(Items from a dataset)
━━━━━━━━
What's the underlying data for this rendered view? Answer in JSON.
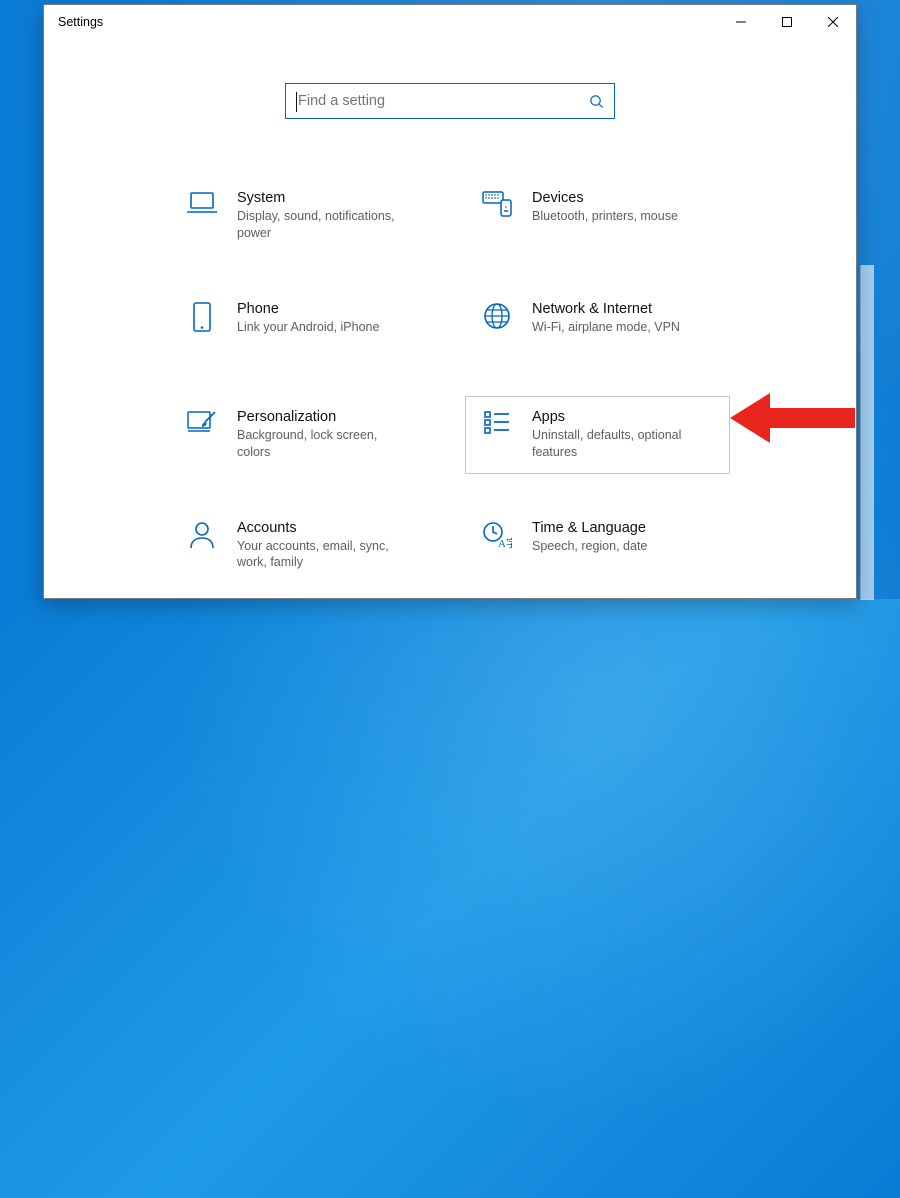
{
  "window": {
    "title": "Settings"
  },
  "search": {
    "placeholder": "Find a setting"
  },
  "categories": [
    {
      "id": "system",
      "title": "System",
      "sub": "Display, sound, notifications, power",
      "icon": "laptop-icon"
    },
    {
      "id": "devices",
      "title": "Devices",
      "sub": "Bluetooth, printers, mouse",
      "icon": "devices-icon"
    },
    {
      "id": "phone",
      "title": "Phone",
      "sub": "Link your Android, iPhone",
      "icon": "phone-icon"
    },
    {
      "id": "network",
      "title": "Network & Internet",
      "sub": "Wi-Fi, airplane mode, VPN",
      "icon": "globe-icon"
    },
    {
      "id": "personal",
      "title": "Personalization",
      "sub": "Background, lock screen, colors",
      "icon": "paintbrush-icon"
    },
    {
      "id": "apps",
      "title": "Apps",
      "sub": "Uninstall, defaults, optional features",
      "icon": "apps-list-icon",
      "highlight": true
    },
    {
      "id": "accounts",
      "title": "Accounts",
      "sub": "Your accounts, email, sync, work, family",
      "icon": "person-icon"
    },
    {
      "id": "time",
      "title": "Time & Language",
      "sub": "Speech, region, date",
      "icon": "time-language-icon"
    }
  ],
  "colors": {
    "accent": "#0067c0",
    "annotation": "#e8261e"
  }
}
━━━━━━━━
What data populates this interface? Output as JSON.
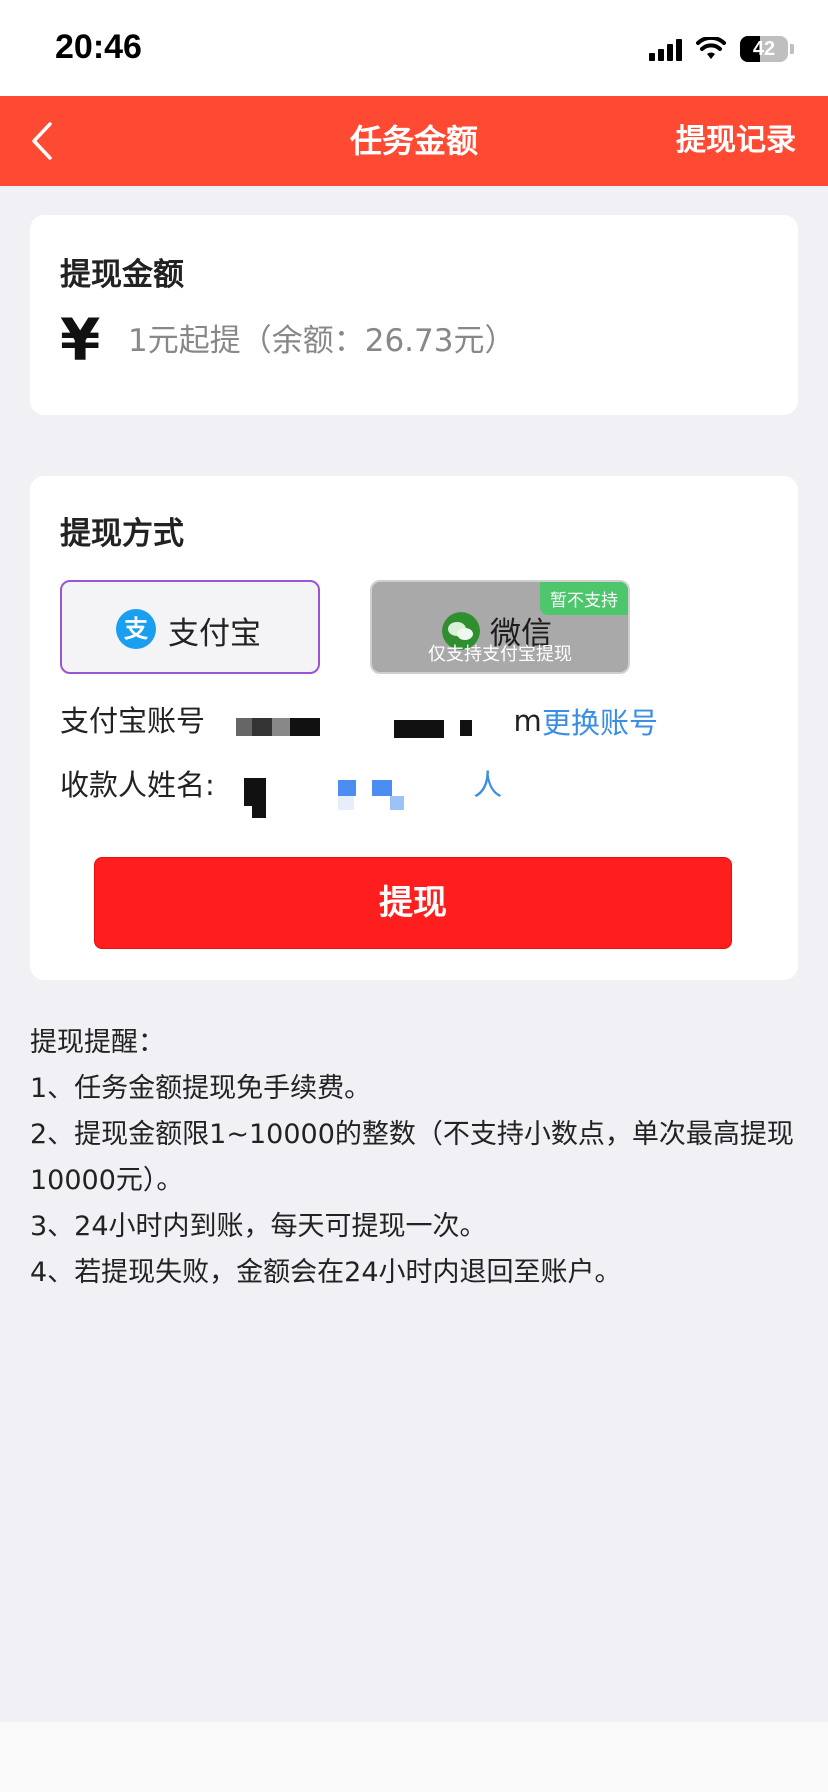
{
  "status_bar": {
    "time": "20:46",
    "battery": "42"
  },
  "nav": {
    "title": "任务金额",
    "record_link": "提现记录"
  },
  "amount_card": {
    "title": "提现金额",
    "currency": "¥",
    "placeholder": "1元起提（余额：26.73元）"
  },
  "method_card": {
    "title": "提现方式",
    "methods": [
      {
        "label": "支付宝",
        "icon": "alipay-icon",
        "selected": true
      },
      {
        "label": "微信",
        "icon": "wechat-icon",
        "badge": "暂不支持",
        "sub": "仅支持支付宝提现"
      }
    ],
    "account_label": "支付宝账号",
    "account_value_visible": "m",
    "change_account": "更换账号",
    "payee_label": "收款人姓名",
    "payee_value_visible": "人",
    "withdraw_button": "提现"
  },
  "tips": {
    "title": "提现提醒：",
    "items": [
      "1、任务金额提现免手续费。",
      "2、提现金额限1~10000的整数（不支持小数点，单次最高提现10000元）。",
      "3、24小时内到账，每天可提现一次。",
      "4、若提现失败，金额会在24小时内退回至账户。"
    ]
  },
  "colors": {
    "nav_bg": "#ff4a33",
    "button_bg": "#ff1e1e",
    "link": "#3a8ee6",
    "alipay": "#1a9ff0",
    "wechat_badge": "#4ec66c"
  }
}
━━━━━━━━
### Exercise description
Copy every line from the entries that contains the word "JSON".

### Your response
What's the underlying data for this rendered view? Answer in JSON.
What data populates this interface? Output as JSON.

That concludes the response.